◆ PROBLEM DETAILS
Set the data down exactly as it stands, and keep its pictures out.
[DATA SHOWN]
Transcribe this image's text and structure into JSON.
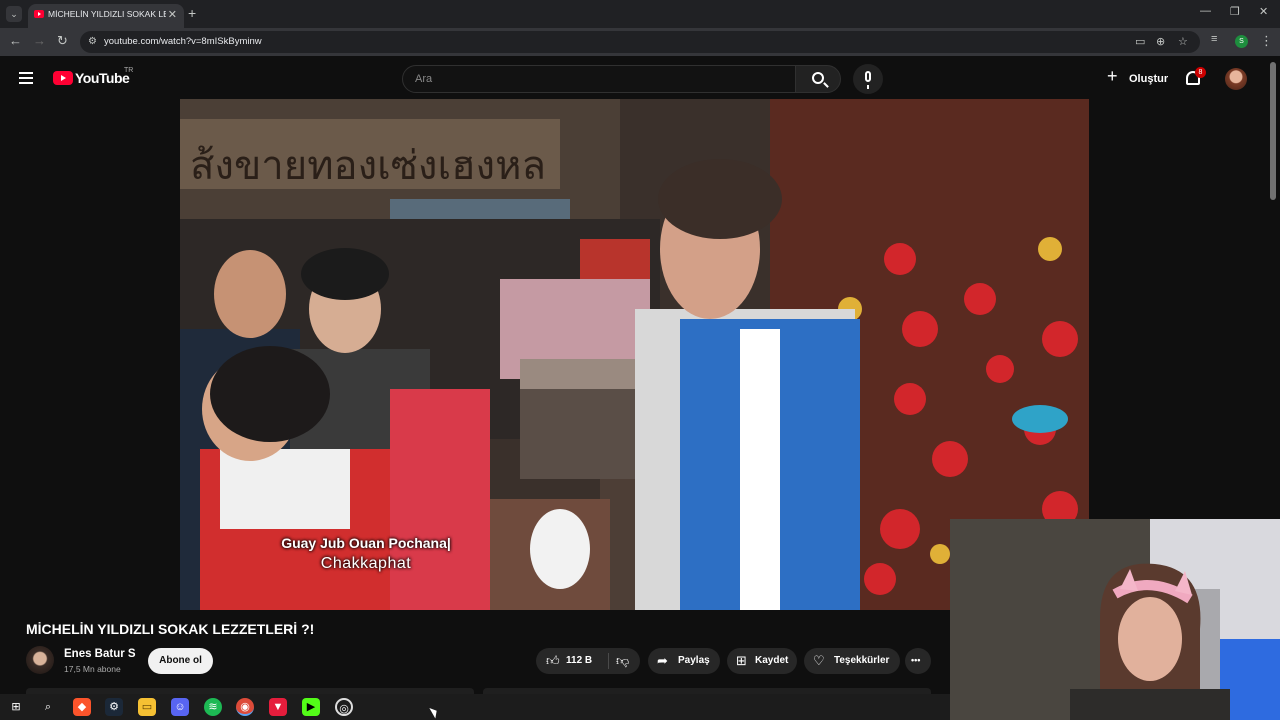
{
  "browser": {
    "tab_title": "MİCHELİN YILDIZLI SOKAK LEZZETLERİ ?!",
    "url": "youtube.com/watch?v=8mISkByminw"
  },
  "youtube": {
    "logo_text": "YouTube",
    "country_code": "TR",
    "search_placeholder": "Ara",
    "create_label": "Oluştur",
    "notification_count": "8"
  },
  "video": {
    "caption_line1": "Guay Jub Ouan Pochana|",
    "caption_line2": "Chakkaphat",
    "title": "MİCHELİN YILDIZLI SOKAK LEZZETLERİ ?!"
  },
  "channel": {
    "name": "Enes Batur S",
    "subscribers": "17,5 Mn abone",
    "subscribe_label": "Abone ol"
  },
  "actions": {
    "like_count": "112 B",
    "share_label": "Paylaş",
    "save_label": "Kaydet",
    "thanks_label": "Teşekkürler",
    "more_label": "•••"
  },
  "colors": {
    "background": "#0f0f0f",
    "youtube_red": "#ff0033",
    "pill": "#272727"
  }
}
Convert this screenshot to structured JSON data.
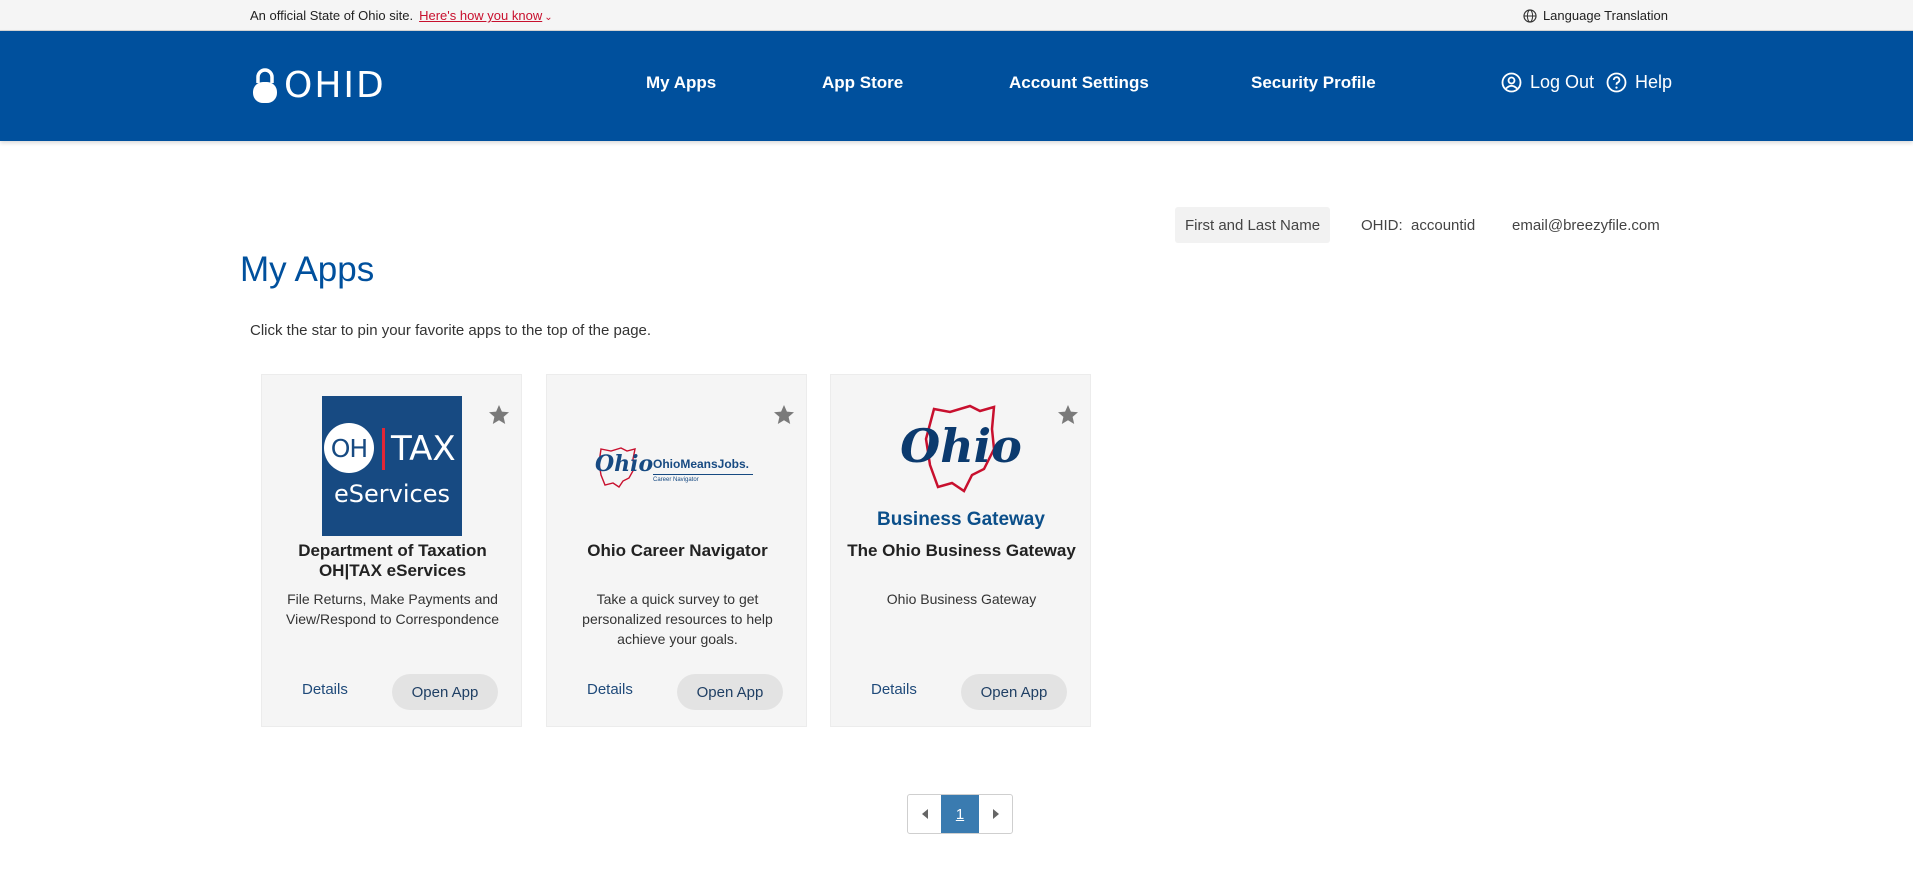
{
  "gov_banner": {
    "text": "An official State of Ohio site.",
    "link": "Here's how you know",
    "language": "Language Translation"
  },
  "header": {
    "logo": "OHID",
    "nav": [
      "My Apps",
      "App Store",
      "Account Settings",
      "Security Profile"
    ],
    "logout": "Log Out",
    "help": "Help"
  },
  "account": {
    "name": "First and Last Name",
    "ohid_label": "OHID:",
    "ohid_value": "accountid",
    "email": "email@breezyfile.com"
  },
  "page": {
    "title": "My Apps",
    "subtitle": "Click the star to pin your favorite apps to the top of the page."
  },
  "cards": [
    {
      "logo_line1_left": "OH",
      "logo_line1_right": "TAX",
      "logo_line2": "eServices",
      "title": "Department of Taxation OH|TAX eServices",
      "desc": "File Returns, Make Payments and View/Respond to Correspondence",
      "details": "Details",
      "open": "Open App"
    },
    {
      "logo_script": "Ohio",
      "logo_brand": "OhioMeansJobs.",
      "logo_tag": "Career Navigator",
      "title": "Ohio Career Navigator",
      "desc": "Take a quick survey to get personalized resources to help achieve your goals.",
      "details": "Details",
      "open": "Open App"
    },
    {
      "logo_script": "Ohio",
      "logo_caption": "Business Gateway",
      "title": "The Ohio Business Gateway",
      "desc": "Ohio Business Gateway",
      "details": "Details",
      "open": "Open App"
    }
  ],
  "pagination": {
    "current": "1"
  },
  "colors": {
    "header_blue": "#00509d",
    "gov_red": "#c8102e",
    "pager_blue": "#3a7bb0"
  }
}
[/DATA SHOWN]
◆ EXERCISE RESULT
Transcribe this image's text and structure into JSON.
{
  "browser": {
    "tab_title": "MİCHELİN YILDIZLI SOKAK LEZZETLERİ ?!",
    "url": "youtube.com/watch?v=8mISkByminw"
  },
  "youtube": {
    "logo_text": "YouTube",
    "country_code": "TR",
    "search_placeholder": "Ara",
    "create_label": "Oluştur",
    "notification_count": "8"
  },
  "video": {
    "caption_line1": "Guay Jub Ouan Pochana|",
    "caption_line2": "Chakkaphat",
    "title": "MİCHELİN YILDIZLI SOKAK LEZZETLERİ ?!"
  },
  "channel": {
    "name": "Enes Batur S",
    "subscribers": "17,5 Mn abone",
    "subscribe_label": "Abone ol"
  },
  "actions": {
    "like_count": "112 B",
    "share_label": "Paylaş",
    "save_label": "Kaydet",
    "thanks_label": "Teşekkürler",
    "more_label": "•••"
  },
  "colors": {
    "background": "#0f0f0f",
    "youtube_red": "#ff0033",
    "pill": "#272727"
  }
}
Convert this screenshot to structured JSON data.
{
  "gov_banner": {
    "text": "An official State of Ohio site.",
    "link": "Here's how you know",
    "language": "Language Translation"
  },
  "header": {
    "logo": "OHID",
    "nav": [
      "My Apps",
      "App Store",
      "Account Settings",
      "Security Profile"
    ],
    "logout": "Log Out",
    "help": "Help"
  },
  "account": {
    "name": "First and Last Name",
    "ohid_label": "OHID:",
    "ohid_value": "accountid",
    "email": "email@breezyfile.com"
  },
  "page": {
    "title": "My Apps",
    "subtitle": "Click the star to pin your favorite apps to the top of the page."
  },
  "cards": [
    {
      "logo_line1_left": "OH",
      "logo_line1_right": "TAX",
      "logo_line2": "eServices",
      "title": "Department of Taxation OH|TAX eServices",
      "desc": "File Returns, Make Payments and View/Respond to Correspondence",
      "details": "Details",
      "open": "Open App"
    },
    {
      "logo_script": "Ohio",
      "logo_brand": "OhioMeansJobs.",
      "logo_tag": "Career Navigator",
      "title": "Ohio Career Navigator",
      "desc": "Take a quick survey to get personalized resources to help achieve your goals.",
      "details": "Details",
      "open": "Open App"
    },
    {
      "logo_script": "Ohio",
      "logo_caption": "Business Gateway",
      "title": "The Ohio Business Gateway",
      "desc": "Ohio Business Gateway",
      "details": "Details",
      "open": "Open App"
    }
  ],
  "pagination": {
    "current": "1"
  },
  "colors": {
    "header_blue": "#00509d",
    "gov_red": "#c8102e",
    "pager_blue": "#3a7bb0"
  }
}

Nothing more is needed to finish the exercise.